SUPPLIED DATA section start

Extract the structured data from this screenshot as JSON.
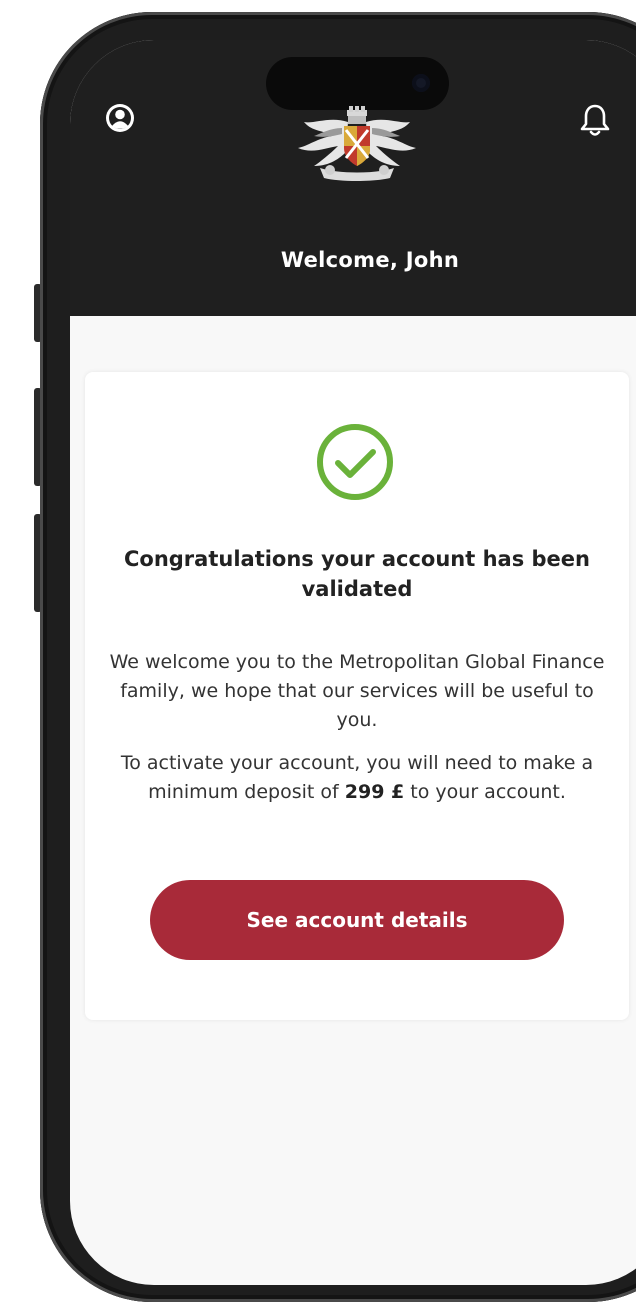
{
  "header": {
    "welcome_text": "Welcome, John",
    "profile_icon": "user-circle-icon",
    "notification_icon": "bell-icon",
    "logo": "royal-crest-logo"
  },
  "card": {
    "status_icon": "check-circle-icon",
    "title": "Congratulations your account has been validated",
    "welcome_message": "We welcome you to the Metropolitan Global Finance family, we hope that our services will be useful to you.",
    "activation_prefix": "To activate your account, you will need to make a minimum deposit of",
    "deposit_amount": "299 £",
    "activation_suffix": "to your account.",
    "button_label": "See account details"
  },
  "colors": {
    "header_background": "#1f1f1f",
    "accent": "#a82a39",
    "success": "#6ab23a",
    "screen_background": "#f8f8f8"
  }
}
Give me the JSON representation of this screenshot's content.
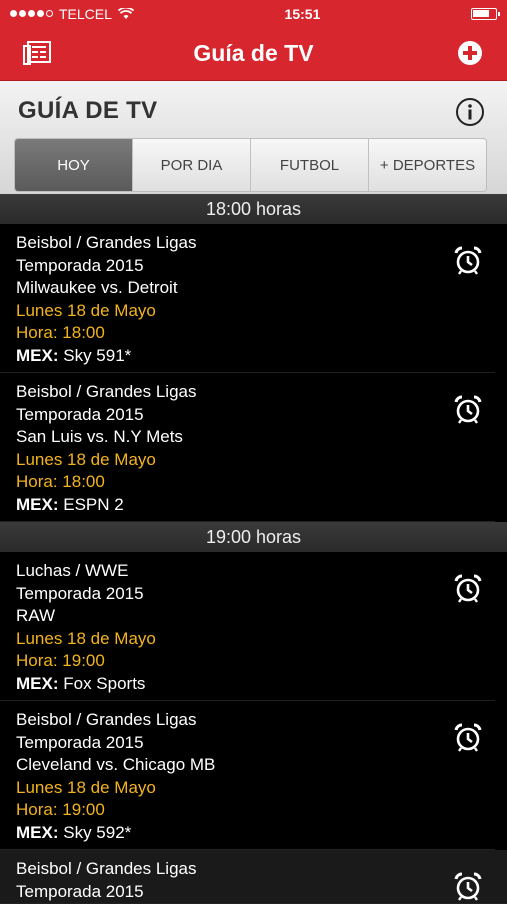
{
  "statusbar": {
    "carrier": "TELCEL",
    "time": "15:51"
  },
  "navbar": {
    "title": "Guía de TV",
    "left_icon": "guide-icon",
    "right_icon": "add-icon"
  },
  "section": {
    "title": "GUÍA DE TV",
    "info_icon": "info-icon"
  },
  "tabs": [
    {
      "label": "HOY",
      "active": true
    },
    {
      "label": "POR DIA",
      "active": false
    },
    {
      "label": "FUTBOL",
      "active": false
    },
    {
      "label": "+ DEPORTES",
      "active": false
    }
  ],
  "groups": [
    {
      "hour": "18:00 horas",
      "events": [
        {
          "sport": "Beisbol / Grandes Ligas",
          "season": "Temporada 2015",
          "match": "Milwaukee vs. Detroit",
          "date": "Lunes 18 de Mayo",
          "time": "Hora: 18:00",
          "chan_label": "MEX:",
          "chan": "Sky 591*"
        },
        {
          "sport": "Beisbol / Grandes Ligas",
          "season": "Temporada 2015",
          "match": "San Luis vs. N.Y Mets",
          "date": "Lunes 18 de Mayo",
          "time": "Hora: 18:00",
          "chan_label": "MEX:",
          "chan": "ESPN 2"
        }
      ]
    },
    {
      "hour": "19:00 horas",
      "events": [
        {
          "sport": "Luchas / WWE",
          "season": "Temporada 2015",
          "match": "RAW",
          "date": "Lunes 18 de Mayo",
          "time": "Hora: 19:00",
          "chan_label": "MEX:",
          "chan": "Fox Sports"
        },
        {
          "sport": "Beisbol / Grandes Ligas",
          "season": "Temporada 2015",
          "match": "Cleveland vs. Chicago MB",
          "date": "Lunes 18 de Mayo",
          "time": "Hora: 19:00",
          "chan_label": "MEX:",
          "chan": "Sky 592*"
        },
        {
          "sport": "Beisbol / Grandes Ligas",
          "season": "Temporada 2015"
        }
      ]
    }
  ],
  "colors": {
    "brand_red": "#d7262e",
    "date_yellow": "#f2b31d"
  }
}
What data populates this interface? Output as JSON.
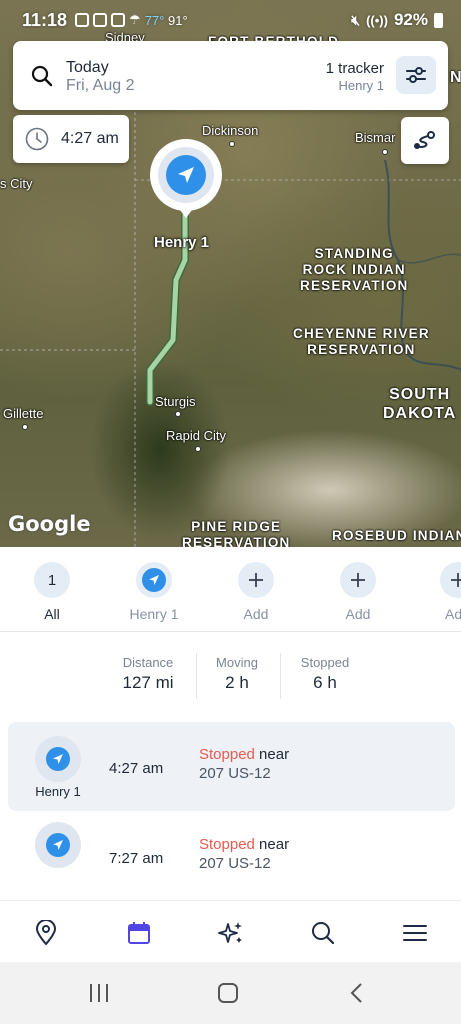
{
  "status_bar": {
    "time": "11:18",
    "temp_current": "77°",
    "temp_high": "91°",
    "battery": "92%"
  },
  "search": {
    "date_title": "Today",
    "date_sub": "Fri, Aug 2",
    "tracker_count": "1 tracker",
    "tracker_name": "Henry 1"
  },
  "time_chip": {
    "time": "4:27 am"
  },
  "map": {
    "marker_label": "Henry 1",
    "google_logo": "Google",
    "labels": {
      "fort_berthold": "FORT BERTHOLD",
      "sidney": "Sidney",
      "dickinson": "Dickinson",
      "bismarck": "Bismar",
      "city_left": "s City",
      "standing_rock": "STANDING\nROCK INDIAN\nRESERVATION",
      "cheyenne_river": "CHEYENNE RIVER\nRESERVATION",
      "south_dakota": "SOUTH\nDAKOTA",
      "gillette": "Gillette",
      "sturgis": "Sturgis",
      "rapid_city": "Rapid City",
      "pine_ridge": "PINE RIDGE\nRESERVATION",
      "rosebud": "ROSEBUD INDIAN",
      "north_edge": "N"
    }
  },
  "trackers": [
    {
      "label": "All",
      "value": "1",
      "active": true
    },
    {
      "label": "Henry 1",
      "active": false
    },
    {
      "label": "Add"
    },
    {
      "label": "Add"
    },
    {
      "label": "Ad"
    }
  ],
  "stats": {
    "distance_label": "Distance",
    "distance_value": "127 mi",
    "moving_label": "Moving",
    "moving_value": "2 h",
    "stopped_label": "Stopped",
    "stopped_value": "6 h"
  },
  "events": [
    {
      "avatar_name": "Henry 1",
      "time": "4:27 am",
      "status": "Stopped",
      "near": " near",
      "address": "207 US-12",
      "selected": true
    },
    {
      "avatar_name": "",
      "time": "7:27 am",
      "status": "Stopped",
      "near": " near",
      "address": "207 US-12",
      "selected": false
    }
  ],
  "nav": {
    "items": [
      "map-pin",
      "calendar",
      "sparkles",
      "search",
      "menu"
    ],
    "active": "calendar"
  },
  "colors": {
    "accent": "#2e90e8",
    "stopped": "#e85a50",
    "nav_active": "#4f46e5",
    "route": "#9bc89a"
  }
}
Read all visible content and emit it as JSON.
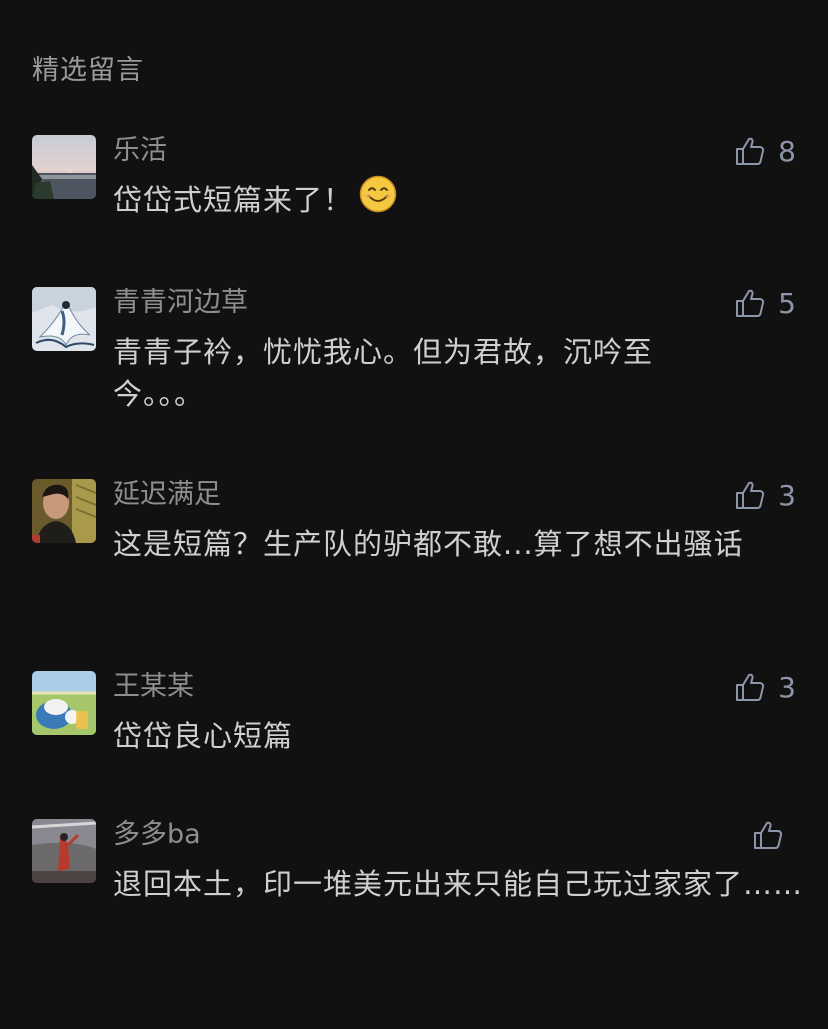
{
  "section": {
    "title": "精选留言"
  },
  "comments": [
    {
      "nickname": "乐活",
      "content": "岱岱式短篇来了！",
      "likes": "8",
      "avatar": "sunset-lake-photo",
      "has_emoji": true,
      "emoji": "smile-emoji"
    },
    {
      "nickname": "青青河边草",
      "content": "青青子衿，忧忧我心。但为君故，沉吟至今。。。",
      "likes": "5",
      "avatar": "white-robed-figure-painting"
    },
    {
      "nickname": "延迟满足",
      "content": "这是短篇？生产队的驴都不敢...算了想不出骚话",
      "likes": "3",
      "avatar": "man-portrait-photo"
    },
    {
      "nickname": "王某某",
      "content": "岱岱良心短篇",
      "likes": "3",
      "avatar": "cartoon-character-field"
    },
    {
      "nickname": "多多ba",
      "content": "退回本土，印一堆美元出来只能自己玩过家家了……",
      "likes": "",
      "avatar": "red-figure-photo"
    }
  ],
  "colors": {
    "background": "#111111",
    "like_icon": "#8d95a8",
    "nickname": "#8e8e8e",
    "content": "#cfcfcf"
  },
  "icons": {
    "like": "thumbs-up-outline-icon"
  }
}
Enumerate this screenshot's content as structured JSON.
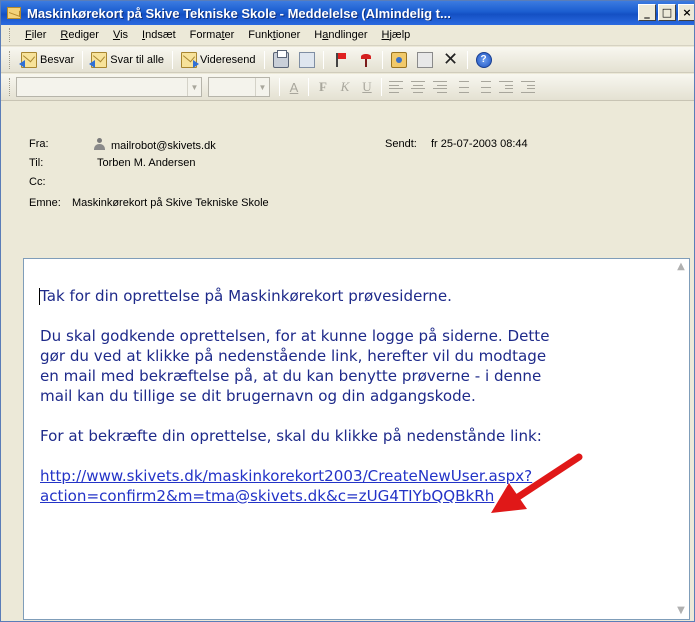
{
  "window": {
    "title": "Maskinkørekort på Skive Tekniske Skole - Meddelelse (Almindelig t...",
    "buttons": {
      "minimize": "_",
      "maximize": "□",
      "close": "×"
    }
  },
  "menu": {
    "items": [
      {
        "pre": "",
        "u": "F",
        "post": "iler"
      },
      {
        "pre": "",
        "u": "R",
        "post": "ediger"
      },
      {
        "pre": "",
        "u": "V",
        "post": "is"
      },
      {
        "pre": "",
        "u": "I",
        "post": "ndsæt"
      },
      {
        "pre": "Forma",
        "u": "t",
        "post": "er"
      },
      {
        "pre": "Funk",
        "u": "t",
        "post": "ioner"
      },
      {
        "pre": "H",
        "u": "a",
        "post": "ndlinger"
      },
      {
        "pre": "",
        "u": "H",
        "post": "jælp"
      }
    ]
  },
  "toolbar": {
    "reply": "Besvar",
    "reply_all": "Svar til alle",
    "forward": "Videresend",
    "icons": [
      "reply-icon",
      "reply-all-icon",
      "forward-icon",
      "print-icon",
      "copy-icon",
      "follow-up-flag-icon",
      "mark-flag-icon",
      "address-book-icon",
      "move-icon",
      "delete-icon",
      "help-icon"
    ]
  },
  "format_bar": {
    "bold": "F",
    "italic": "K",
    "underline": "U",
    "font_color": "A"
  },
  "header": {
    "from_label": "Fra:",
    "from_value": "mailrobot@skivets.dk",
    "sent_label": "Sendt:",
    "sent_value": "fr 25-07-2003 08:44",
    "to_label": "Til:",
    "to_value": "Torben M. Andersen",
    "cc_label": "Cc:",
    "cc_value": "",
    "subject_label": "Emne:",
    "subject_value": "Maskinkørekort på Skive Tekniske Skole"
  },
  "body": {
    "p1": "Tak for din oprettelse på Maskinkørekort prøvesiderne.",
    "p2_lines": [
      "Du skal godkende oprettelsen, for at kunne logge på siderne. Dette",
      "gør du ved at klikke på nedenstående link, herefter vil du modtage",
      "en mail med bekræftelse på, at du kan benytte prøverne - i denne",
      "mail kan du tillige se dit brugernavn og din adgangskode."
    ],
    "p3": "For at bekræfte din oprettelse, skal du klikke på nedenstånde link:",
    "link_line1": "http://www.skivets.dk/maskinkorekort2003/CreateNewUser.aspx?",
    "link_line2": "action=confirm2&m=tma@skivets.dk&c=zUG4TIYbQQBkRh"
  },
  "colors": {
    "titlebar": "#1b5dd0",
    "body_text": "#1e2a8a",
    "link": "#2333c7",
    "annotation_arrow": "#e01818"
  }
}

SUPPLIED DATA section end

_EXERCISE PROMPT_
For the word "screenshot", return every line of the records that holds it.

_YOUR SOLUTION_
Extract the structured data from this screenshot as JSON.
Give me the JSON representation of this screenshot's content.
Enumerate this screenshot's content as structured JSON.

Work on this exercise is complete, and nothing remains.